- _Records drawn from a dataset_:

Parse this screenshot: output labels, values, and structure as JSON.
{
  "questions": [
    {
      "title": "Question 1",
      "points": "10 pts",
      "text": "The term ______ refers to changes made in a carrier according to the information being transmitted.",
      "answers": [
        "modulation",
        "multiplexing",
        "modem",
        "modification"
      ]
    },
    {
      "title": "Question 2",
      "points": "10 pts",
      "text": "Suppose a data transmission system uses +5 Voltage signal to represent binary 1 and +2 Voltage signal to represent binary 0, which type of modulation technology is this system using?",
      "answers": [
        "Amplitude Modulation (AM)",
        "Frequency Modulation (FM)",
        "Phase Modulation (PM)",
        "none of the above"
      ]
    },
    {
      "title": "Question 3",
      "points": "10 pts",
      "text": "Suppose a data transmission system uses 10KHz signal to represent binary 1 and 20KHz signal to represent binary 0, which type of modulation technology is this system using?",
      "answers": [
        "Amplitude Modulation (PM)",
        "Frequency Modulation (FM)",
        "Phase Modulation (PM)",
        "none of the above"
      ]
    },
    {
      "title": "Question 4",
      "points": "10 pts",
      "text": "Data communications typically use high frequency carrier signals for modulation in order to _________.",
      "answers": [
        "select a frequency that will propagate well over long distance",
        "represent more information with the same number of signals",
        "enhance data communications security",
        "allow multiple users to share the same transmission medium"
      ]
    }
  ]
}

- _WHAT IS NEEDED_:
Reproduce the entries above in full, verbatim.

- _SOLUTION FOR THIS TASK_:
Parse this screenshot: output labels, values, and structure as JSON.
{
  "questions": [
    {
      "title": "Question 1",
      "points": "10 pts",
      "text": "The term ______ refers to changes made in a carrier according to the information being transmitted.",
      "answers": [
        "modulation",
        "multiplexing",
        "modem",
        "modification"
      ]
    },
    {
      "title": "Question 2",
      "points": "10 pts",
      "text": "Suppose a data transmission system uses +5 Voltage signal to represent binary 1 and +2 Voltage signal to represent binary 0, which type of modulation technology is this system using?",
      "answers": [
        "Amplitude Modulation (AM)",
        "Frequency Modulation (FM)",
        "Phase Modulation (PM)",
        "none of the above"
      ]
    },
    {
      "title": "Question 3",
      "points": "10 pts",
      "text": "Suppose a data transmission system uses 10KHz signal to represent binary 1 and 20KHz signal to represent binary 0, which type of modulation technology is this system using?",
      "answers": [
        "Amplitude Modulation (PM)",
        "Frequency Modulation (FM)",
        "Phase Modulation (PM)",
        "none of the above"
      ]
    },
    {
      "title": "Question 4",
      "points": "10 pts",
      "text": "Data communications typically use high frequency carrier signals for modulation in order to _________.",
      "answers": [
        "select a frequency that will propagate well over long distance",
        "represent more information with the same number of signals",
        "enhance data communications security",
        "allow multiple users to share the same transmission medium"
      ]
    }
  ]
}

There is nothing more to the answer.